Are you about to embark on a large home renovation?
The U.S. home improvement industry is emerging from its downturn, according to the Joint Center for Housing Studies of Harvard University, and many homeowners who put off maintenance and improvements are starting to spend.
As you anticipate your construction, take time to prepare for the rough road ahead, especially if you plan to live in the house during the work. Be warned: The noise of demolition, nail guns, sanders, and power saws will unnerve even the calmest of souls. The dust will go everywhere—it will get in your clothes, your bedding, even in your food. The smells of demolition, adhesives, cut wood, paint and sealers will waft through the house. If moving out isn’t an option, here are some tips for surviving the noise, dust, lack of privacy and various other stresses.
1. Move stuff out.
Move furniture, rugs, electronics, knick-knacks, art, window treatments and clothing not needed during construction. You will have less to clean, more space to live, and reduce the possibility of damage. Consider renting a POD, borrow space in your friend’s house, or have movers store items.
2. Create a decent temporary kitchen.
Plead with your contractor to keep a few of your old cabinets, stove, even your kitchen sink to set up your temporary kitchen. Having one will allow you to live like a normal human. Just say “no” to using the powder room sink and a hot plate!
3. Dust wipes are your friend.
Keep a supply of dust wipes available in all your rooms. These mighty wipes are a necessity to grab the daily coating of dust. Have plenty of paper towels on hand and a spray bottle of water and vinegar for wet cleanups.
Pictured: Christy’s finished home post-renovation
4. Pick stuff out long ahead of time.
Choose your appliances, cabinets, plumbing fixtures, tile, countertops, light fixtures, paint colors and wallpaper. Use Houzz to help guide your selections. This will ensure you don’t slow down the process. Use your budget as a guide.

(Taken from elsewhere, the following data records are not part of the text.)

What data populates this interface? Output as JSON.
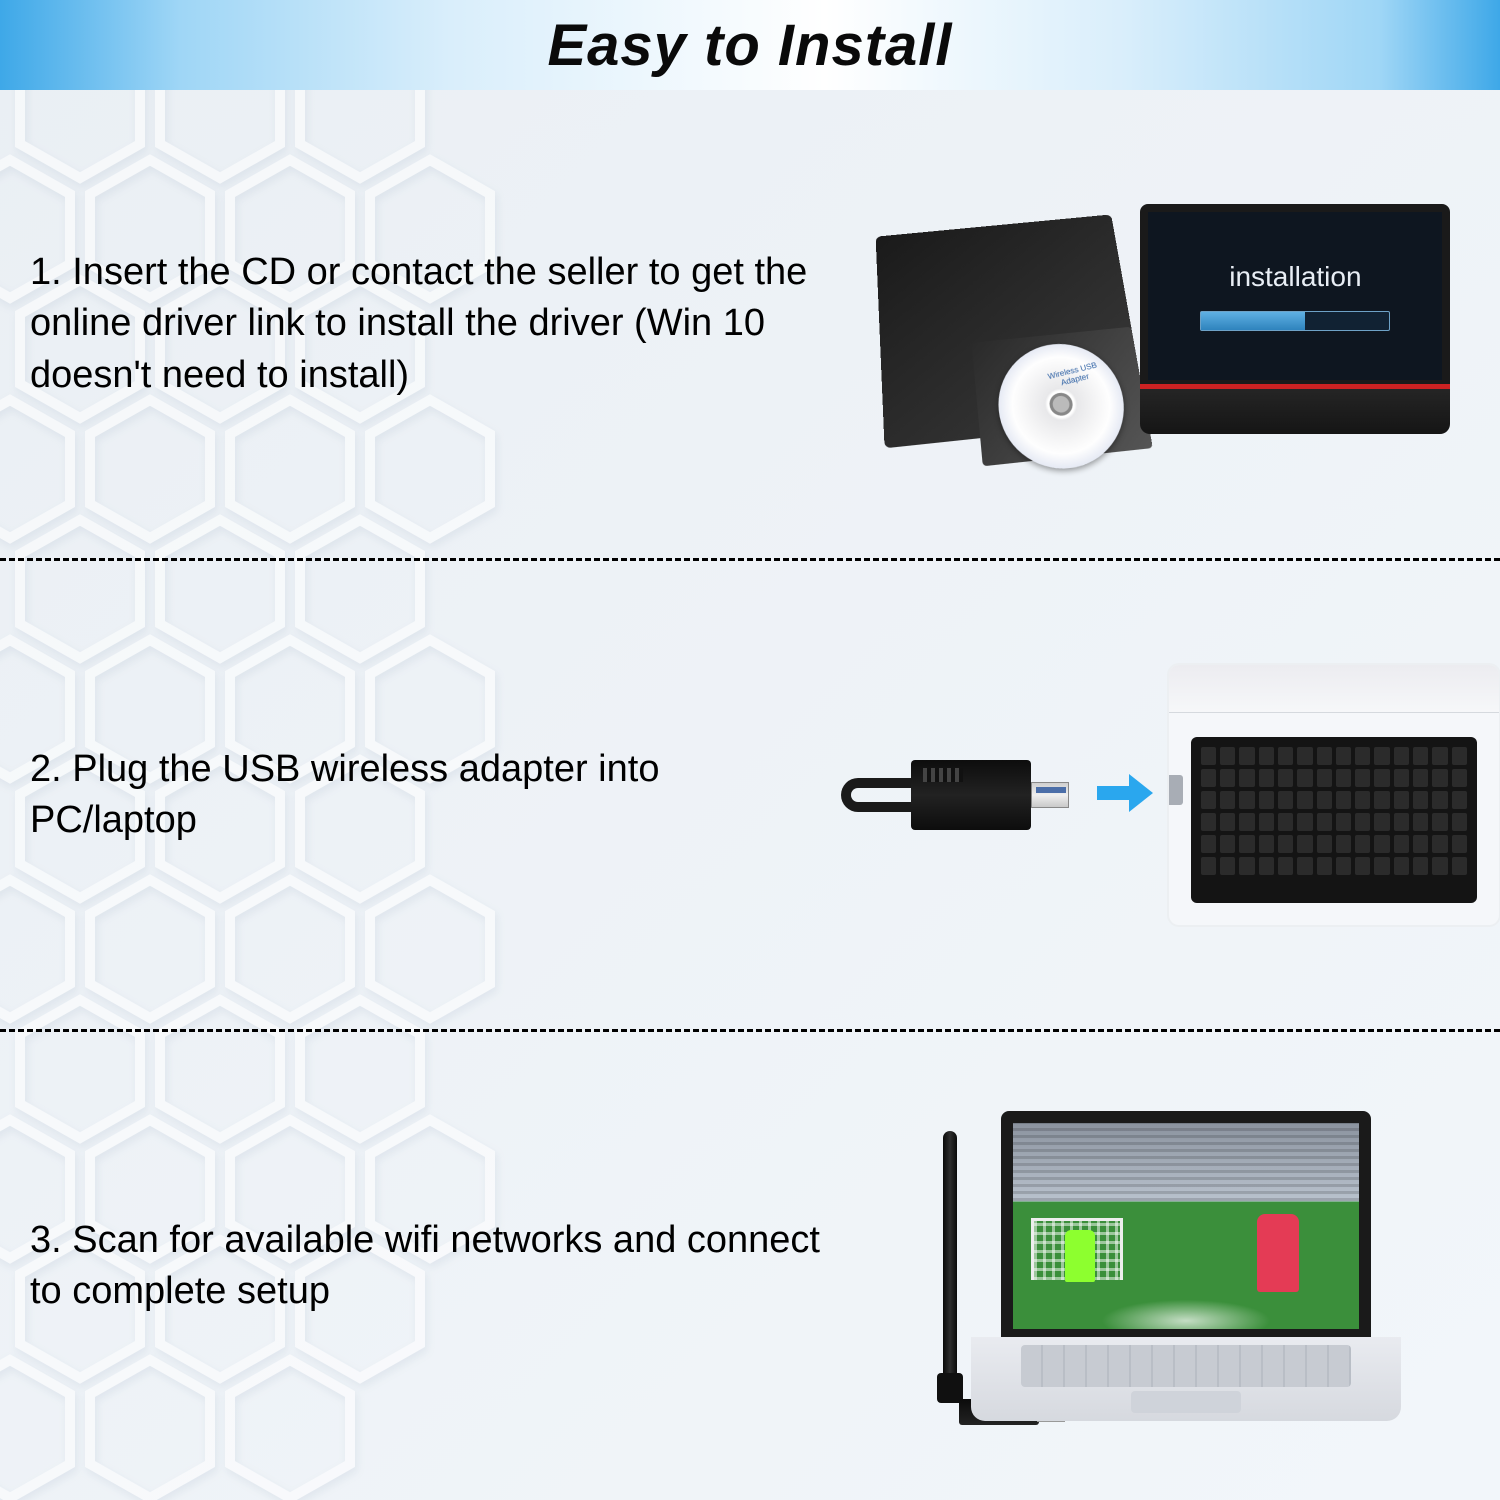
{
  "header": {
    "title": "Easy to Install"
  },
  "steps": [
    {
      "text": "1. Insert the CD or contact the seller to get the online driver link to install the driver (Win 10 doesn't need to install)",
      "image": {
        "screen_label": "installation",
        "cd_label": "Wireless USB Adapter"
      }
    },
    {
      "text": "2. Plug the USB wireless adapter into PC/laptop"
    },
    {
      "text": "3. Scan for available wifi networks and connect to complete setup"
    }
  ]
}
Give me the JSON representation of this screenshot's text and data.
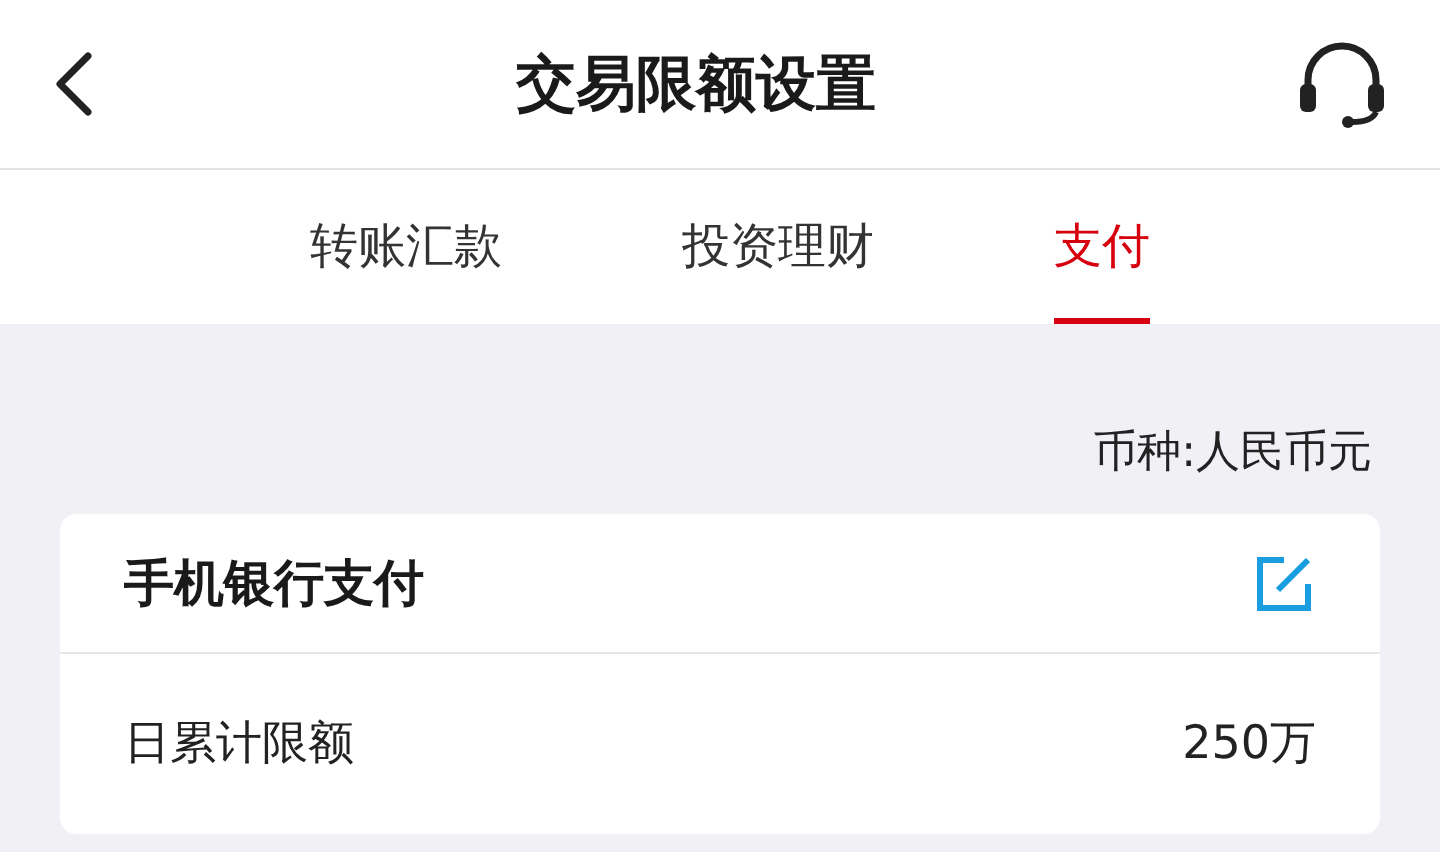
{
  "header": {
    "title": "交易限额设置"
  },
  "tabs": [
    {
      "label": "转账汇款",
      "selected": false
    },
    {
      "label": "投资理财",
      "selected": false
    },
    {
      "label": "支付",
      "selected": true
    }
  ],
  "currency": "币种:人民币元",
  "card": {
    "title": "手机银行支付",
    "rows": [
      {
        "label": "日累计限额",
        "value": "250万"
      }
    ]
  }
}
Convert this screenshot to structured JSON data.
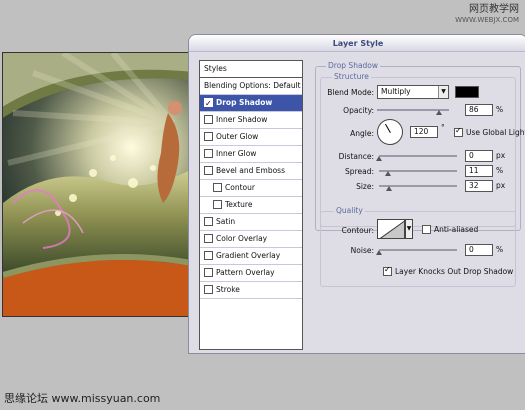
{
  "watermark": {
    "top_line1": "网页教学网",
    "top_line2": "WWW.WEBJX.COM",
    "bottom": "思缘论坛 www.missyuan.com"
  },
  "dialog": {
    "title": "Layer Style",
    "styles_list": [
      {
        "label": "Styles",
        "kind": "header",
        "checked": false
      },
      {
        "label": "Blending Options: Default",
        "kind": "item",
        "checked": false
      },
      {
        "label": "Drop Shadow",
        "kind": "check",
        "checked": true,
        "selected": true
      },
      {
        "label": "Inner Shadow",
        "kind": "check",
        "checked": false
      },
      {
        "label": "Outer Glow",
        "kind": "check",
        "checked": false
      },
      {
        "label": "Inner Glow",
        "kind": "check",
        "checked": false
      },
      {
        "label": "Bevel and Emboss",
        "kind": "check",
        "checked": false
      },
      {
        "label": "Contour",
        "kind": "subcheck",
        "checked": false
      },
      {
        "label": "Texture",
        "kind": "subcheck",
        "checked": false
      },
      {
        "label": "Satin",
        "kind": "check",
        "checked": false
      },
      {
        "label": "Color Overlay",
        "kind": "check",
        "checked": false
      },
      {
        "label": "Gradient Overlay",
        "kind": "check",
        "checked": false
      },
      {
        "label": "Pattern Overlay",
        "kind": "check",
        "checked": false
      },
      {
        "label": "Stroke",
        "kind": "check",
        "checked": false
      }
    ],
    "drop_shadow": {
      "section_title": "Drop Shadow",
      "structure_title": "Structure",
      "blend_mode_label": "Blend Mode:",
      "blend_mode_value": "Multiply",
      "shadow_color": "#000000",
      "opacity_label": "Opacity:",
      "opacity_value": "86",
      "opacity_unit": "%",
      "opacity_fraction": 0.86,
      "angle_label": "Angle:",
      "angle_value": "120",
      "angle_unit": "°",
      "use_global_light_label": "Use Global Light",
      "use_global_light_checked": true,
      "distance_label": "Distance:",
      "distance_value": "0",
      "distance_unit": "px",
      "distance_fraction": 0.0,
      "spread_label": "Spread:",
      "spread_value": "11",
      "spread_unit": "%",
      "spread_fraction": 0.11,
      "size_label": "Size:",
      "size_value": "32",
      "size_unit": "px",
      "size_fraction": 0.128,
      "quality_title": "Quality",
      "contour_label": "Contour:",
      "anti_aliased_label": "Anti-aliased",
      "anti_aliased_checked": false,
      "noise_label": "Noise:",
      "noise_value": "0",
      "noise_unit": "%",
      "noise_fraction": 0.0,
      "knockout_label": "Layer Knocks Out Drop Shadow",
      "knockout_checked": true
    }
  }
}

5. Wrap it.
Buy plastic in all sizes. Wrap every piece of furniture and tape the plastic to the bottom of each piece. Cover beds during the day. Remove or wrap fabric window treatments. Use sticky plastic to cover wall-to-wall carpeting and stair runners.
6. Establish work rules.
Prior to the project start, coordinate with your general contractor to guide all workers. Make sure to have a firm policy for work hours, smoking, access to your home eating areas, disposal of trash, restroom use, daily cleanup, loud music, etc. While it is a worksite, it is also your home.
7. Make friends.
Most of the guys working in your home are hard-working, skilled family guys with good values. Give them credit for what they do. Offer homemade treats (made in your decent temp kitchen!) and coffee, or cold water and ice on the hottest days.
8. Be available.
Establish a regular time every day to deal with the inevitable issues that arise, especially if you have an old home. Set this time up with your contractor and make it a priority, even if it is a text conversation. If possible, be onsite every day to check progress and maybe even catch something before it becomes a problem.
9. Stick to your budget.
The stress of renovating is enough without the additional worry of running out of money. Don’t even look at the $8,000 bathtub if it isn’t in your budget. Make this clear when you shop. Plan for lighting, painting, audio/visual, carpeting, furniture, window treatments and security. According to Jim O’Brien at O’Brien Landscaping & Co., consider “a budget of $20,000-25,000 for a walkway, small patio and basic landscaping items, like grading, sod, mulching and minor plantings. All of this depends on size, scope, etc.”
Keep your eye on the prize—your beautifully renovated home—as you endure noise, dust, fumes, lack of privacy and a few unpleasant surprises. Plan ahead for the long haul and the process will be tolerable.
Photos by Christy Coughlin